“Los Angeles is getting worse,” said celebrated author and former poet laureate Luis Rodriguez. “It’s becoming a city for the rich, with 58 billionaires and some 58,000 people living on the street.
“L.A.’s getting better,” Rodriguez continued, “in that it’s still vibrantly diverse.”
Local native Apryl Boyle, who’s with Heal the Bay, picked up on that theme.
“I absolutely LOVE my hometown,” she said in an email. “I’ve watched so many iterations of its identity. … Whenever I meet someone from another state, country, or continent I can relate to them because I’ve likely already encountered someone from their corner of the planet. Here in Los Angeles you can visit so many places … just by taking a short bus ride. Little Tokyo, Chinatown, K-Town, Olvera Street, Little Armenia, Little Ethiopia … the list goes on. Los Angeles just keeps getting better.”
For some people, sure. But not for everyone.
Cynthia Strathmann of Strategic Actions for a Just Economy said once-blighted neighborhoods may be thriving, but the cost is eviction, dislocation, displacement.
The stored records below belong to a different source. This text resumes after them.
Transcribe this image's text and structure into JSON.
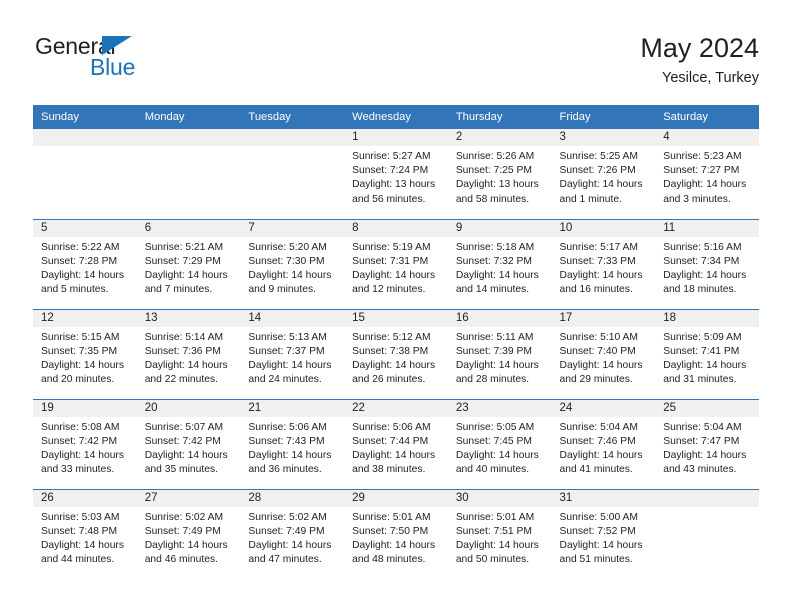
{
  "brand": {
    "name_top": "General",
    "name_bottom": "Blue",
    "triangle_icon": "triangle-icon",
    "accent_color": "#1a73bb"
  },
  "header": {
    "title": "May 2024",
    "location": "Yesilce, Turkey"
  },
  "theme": {
    "header_blue": "#3275b8",
    "daynum_band": "#f0f0f0",
    "text": "#231f20"
  },
  "weekday_headers": [
    "Sunday",
    "Monday",
    "Tuesday",
    "Wednesday",
    "Thursday",
    "Friday",
    "Saturday"
  ],
  "labels": {
    "sunrise_prefix": "Sunrise:",
    "sunset_prefix": "Sunset:",
    "daylight_prefix": "Daylight:"
  },
  "weeks": [
    [
      {
        "day": "",
        "sunrise": "",
        "sunset": "",
        "daylight_line1": "",
        "daylight_line2": "",
        "empty": true
      },
      {
        "day": "",
        "sunrise": "",
        "sunset": "",
        "daylight_line1": "",
        "daylight_line2": "",
        "empty": true
      },
      {
        "day": "",
        "sunrise": "",
        "sunset": "",
        "daylight_line1": "",
        "daylight_line2": "",
        "empty": true
      },
      {
        "day": "1",
        "sunrise": "Sunrise: 5:27 AM",
        "sunset": "Sunset: 7:24 PM",
        "daylight_line1": "Daylight: 13 hours",
        "daylight_line2": "and 56 minutes.",
        "empty": false
      },
      {
        "day": "2",
        "sunrise": "Sunrise: 5:26 AM",
        "sunset": "Sunset: 7:25 PM",
        "daylight_line1": "Daylight: 13 hours",
        "daylight_line2": "and 58 minutes.",
        "empty": false
      },
      {
        "day": "3",
        "sunrise": "Sunrise: 5:25 AM",
        "sunset": "Sunset: 7:26 PM",
        "daylight_line1": "Daylight: 14 hours",
        "daylight_line2": "and 1 minute.",
        "empty": false
      },
      {
        "day": "4",
        "sunrise": "Sunrise: 5:23 AM",
        "sunset": "Sunset: 7:27 PM",
        "daylight_line1": "Daylight: 14 hours",
        "daylight_line2": "and 3 minutes.",
        "empty": false
      }
    ],
    [
      {
        "day": "5",
        "sunrise": "Sunrise: 5:22 AM",
        "sunset": "Sunset: 7:28 PM",
        "daylight_line1": "Daylight: 14 hours",
        "daylight_line2": "and 5 minutes.",
        "empty": false
      },
      {
        "day": "6",
        "sunrise": "Sunrise: 5:21 AM",
        "sunset": "Sunset: 7:29 PM",
        "daylight_line1": "Daylight: 14 hours",
        "daylight_line2": "and 7 minutes.",
        "empty": false
      },
      {
        "day": "7",
        "sunrise": "Sunrise: 5:20 AM",
        "sunset": "Sunset: 7:30 PM",
        "daylight_line1": "Daylight: 14 hours",
        "daylight_line2": "and 9 minutes.",
        "empty": false
      },
      {
        "day": "8",
        "sunrise": "Sunrise: 5:19 AM",
        "sunset": "Sunset: 7:31 PM",
        "daylight_line1": "Daylight: 14 hours",
        "daylight_line2": "and 12 minutes.",
        "empty": false
      },
      {
        "day": "9",
        "sunrise": "Sunrise: 5:18 AM",
        "sunset": "Sunset: 7:32 PM",
        "daylight_line1": "Daylight: 14 hours",
        "daylight_line2": "and 14 minutes.",
        "empty": false
      },
      {
        "day": "10",
        "sunrise": "Sunrise: 5:17 AM",
        "sunset": "Sunset: 7:33 PM",
        "daylight_line1": "Daylight: 14 hours",
        "daylight_line2": "and 16 minutes.",
        "empty": false
      },
      {
        "day": "11",
        "sunrise": "Sunrise: 5:16 AM",
        "sunset": "Sunset: 7:34 PM",
        "daylight_line1": "Daylight: 14 hours",
        "daylight_line2": "and 18 minutes.",
        "empty": false
      }
    ],
    [
      {
        "day": "12",
        "sunrise": "Sunrise: 5:15 AM",
        "sunset": "Sunset: 7:35 PM",
        "daylight_line1": "Daylight: 14 hours",
        "daylight_line2": "and 20 minutes.",
        "empty": false
      },
      {
        "day": "13",
        "sunrise": "Sunrise: 5:14 AM",
        "sunset": "Sunset: 7:36 PM",
        "daylight_line1": "Daylight: 14 hours",
        "daylight_line2": "and 22 minutes.",
        "empty": false
      },
      {
        "day": "14",
        "sunrise": "Sunrise: 5:13 AM",
        "sunset": "Sunset: 7:37 PM",
        "daylight_line1": "Daylight: 14 hours",
        "daylight_line2": "and 24 minutes.",
        "empty": false
      },
      {
        "day": "15",
        "sunrise": "Sunrise: 5:12 AM",
        "sunset": "Sunset: 7:38 PM",
        "daylight_line1": "Daylight: 14 hours",
        "daylight_line2": "and 26 minutes.",
        "empty": false
      },
      {
        "day": "16",
        "sunrise": "Sunrise: 5:11 AM",
        "sunset": "Sunset: 7:39 PM",
        "daylight_line1": "Daylight: 14 hours",
        "daylight_line2": "and 28 minutes.",
        "empty": false
      },
      {
        "day": "17",
        "sunrise": "Sunrise: 5:10 AM",
        "sunset": "Sunset: 7:40 PM",
        "daylight_line1": "Daylight: 14 hours",
        "daylight_line2": "and 29 minutes.",
        "empty": false
      },
      {
        "day": "18",
        "sunrise": "Sunrise: 5:09 AM",
        "sunset": "Sunset: 7:41 PM",
        "daylight_line1": "Daylight: 14 hours",
        "daylight_line2": "and 31 minutes.",
        "empty": false
      }
    ],
    [
      {
        "day": "19",
        "sunrise": "Sunrise: 5:08 AM",
        "sunset": "Sunset: 7:42 PM",
        "daylight_line1": "Daylight: 14 hours",
        "daylight_line2": "and 33 minutes.",
        "empty": false
      },
      {
        "day": "20",
        "sunrise": "Sunrise: 5:07 AM",
        "sunset": "Sunset: 7:42 PM",
        "daylight_line1": "Daylight: 14 hours",
        "daylight_line2": "and 35 minutes.",
        "empty": false
      },
      {
        "day": "21",
        "sunrise": "Sunrise: 5:06 AM",
        "sunset": "Sunset: 7:43 PM",
        "daylight_line1": "Daylight: 14 hours",
        "daylight_line2": "and 36 minutes.",
        "empty": false
      },
      {
        "day": "22",
        "sunrise": "Sunrise: 5:06 AM",
        "sunset": "Sunset: 7:44 PM",
        "daylight_line1": "Daylight: 14 hours",
        "daylight_line2": "and 38 minutes.",
        "empty": false
      },
      {
        "day": "23",
        "sunrise": "Sunrise: 5:05 AM",
        "sunset": "Sunset: 7:45 PM",
        "daylight_line1": "Daylight: 14 hours",
        "daylight_line2": "and 40 minutes.",
        "empty": false
      },
      {
        "day": "24",
        "sunrise": "Sunrise: 5:04 AM",
        "sunset": "Sunset: 7:46 PM",
        "daylight_line1": "Daylight: 14 hours",
        "daylight_line2": "and 41 minutes.",
        "empty": false
      },
      {
        "day": "25",
        "sunrise": "Sunrise: 5:04 AM",
        "sunset": "Sunset: 7:47 PM",
        "daylight_line1": "Daylight: 14 hours",
        "daylight_line2": "and 43 minutes.",
        "empty": false
      }
    ],
    [
      {
        "day": "26",
        "sunrise": "Sunrise: 5:03 AM",
        "sunset": "Sunset: 7:48 PM",
        "daylight_line1": "Daylight: 14 hours",
        "daylight_line2": "and 44 minutes.",
        "empty": false
      },
      {
        "day": "27",
        "sunrise": "Sunrise: 5:02 AM",
        "sunset": "Sunset: 7:49 PM",
        "daylight_line1": "Daylight: 14 hours",
        "daylight_line2": "and 46 minutes.",
        "empty": false
      },
      {
        "day": "28",
        "sunrise": "Sunrise: 5:02 AM",
        "sunset": "Sunset: 7:49 PM",
        "daylight_line1": "Daylight: 14 hours",
        "daylight_line2": "and 47 minutes.",
        "empty": false
      },
      {
        "day": "29",
        "sunrise": "Sunrise: 5:01 AM",
        "sunset": "Sunset: 7:50 PM",
        "daylight_line1": "Daylight: 14 hours",
        "daylight_line2": "and 48 minutes.",
        "empty": false
      },
      {
        "day": "30",
        "sunrise": "Sunrise: 5:01 AM",
        "sunset": "Sunset: 7:51 PM",
        "daylight_line1": "Daylight: 14 hours",
        "daylight_line2": "and 50 minutes.",
        "empty": false
      },
      {
        "day": "31",
        "sunrise": "Sunrise: 5:00 AM",
        "sunset": "Sunset: 7:52 PM",
        "daylight_line1": "Daylight: 14 hours",
        "daylight_line2": "and 51 minutes.",
        "empty": false
      },
      {
        "day": "",
        "sunrise": "",
        "sunset": "",
        "daylight_line1": "",
        "daylight_line2": "",
        "empty": true
      }
    ]
  ]
}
“In some ways, what we see is the physical manifestation of wealth inequality,” Strathmann said. “We’re going to end up with beautiful cities, but it’ll be like the ‘Hunger Games’ … with outlying areas of impoverished exurbs and suburbs, as we move all the poor people out to the Inland Empire or up to Palmdale, where there are no services and no political capital.”
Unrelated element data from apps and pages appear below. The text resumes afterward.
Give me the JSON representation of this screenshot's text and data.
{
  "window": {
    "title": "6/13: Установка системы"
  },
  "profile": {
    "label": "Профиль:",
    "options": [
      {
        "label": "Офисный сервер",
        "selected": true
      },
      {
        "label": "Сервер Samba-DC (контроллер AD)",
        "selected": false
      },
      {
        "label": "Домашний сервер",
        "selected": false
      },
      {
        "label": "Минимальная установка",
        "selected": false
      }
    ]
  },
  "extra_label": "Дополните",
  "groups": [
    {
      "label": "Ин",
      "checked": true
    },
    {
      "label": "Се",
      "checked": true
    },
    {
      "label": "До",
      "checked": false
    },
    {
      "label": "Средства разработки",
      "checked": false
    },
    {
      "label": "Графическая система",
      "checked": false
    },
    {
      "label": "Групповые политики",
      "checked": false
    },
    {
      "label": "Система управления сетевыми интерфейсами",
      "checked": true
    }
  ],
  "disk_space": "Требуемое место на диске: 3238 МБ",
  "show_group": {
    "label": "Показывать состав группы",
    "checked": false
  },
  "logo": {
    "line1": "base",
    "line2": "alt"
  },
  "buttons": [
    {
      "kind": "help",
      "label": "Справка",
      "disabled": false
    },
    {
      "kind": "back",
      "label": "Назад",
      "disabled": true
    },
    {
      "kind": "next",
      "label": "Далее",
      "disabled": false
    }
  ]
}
Money, as they say, can’t buy happiness. But it makes for a nice down payment.
“Those who earn much above the average income feel much better about L.A. than those who earn a barely livable wage or less,” said Zev Yaroslavsky, who runs UCLA’s Quality of Life Index. “Where this shows up in sharp relief is in the category of housing costs.”
Countywide, on a scale of 10-100 points, residents rated their quality of life at 56, slightly down from two years ago. On the question of housing, Yaroslavsky said, those ages 18 to 29 rated their quality of life at 38, and those ages 30 to 39 gave an average score of 36.
“Income is the key that opens doors to climbing the ladder of opportunity,” Yaroslavsky said. “If you can’t make ends meet, you feel that opportunity is out of reach, hope becomes a fantasy, and that can easily turn to despair.”
In Los Angeles, you can make it career-wise and still not be where you want to be. David Song is in his 30s, he’s a college professor married to an architectural designer, but with two young children, they can’t afford to buy in Koreatown.
“The neighborhood is great, but I’m a renter,” said Song, who figures he’d have to move far from the city core to find a nice affordable home. But then he’d miss the advantages of city life, including proximity to transit lines, and he’d have one of those wretched commutes that convinces you there’s no doubt about it: Things are getting worse.
“I don’t see a narrative of progress, but Los Angeles has always been a place of contradictions,” said Song, who would not miss everything about Koreatown if his family ends up moving. “I now walk through the neighborhood with two kids, and I see dog [poop] in bags on a refrigerator that’s been thrown out on a curb.”
City life is messy, especially in a place of mythical appeal, a place that draws masses of people who unpack their energy and problems upon arrival.
Los Angeles is a singular, inspired mess, paradise lost and found, prone to natural catastrophe and too chaotic and leaderless to be neatly assessed as getting better or worse. It’s always doing some of both, and like any work in progress, it’s in greater need of critics than defenders.
It could benefit from a discussion of what works, what doesn’t and what has not yet been imagined.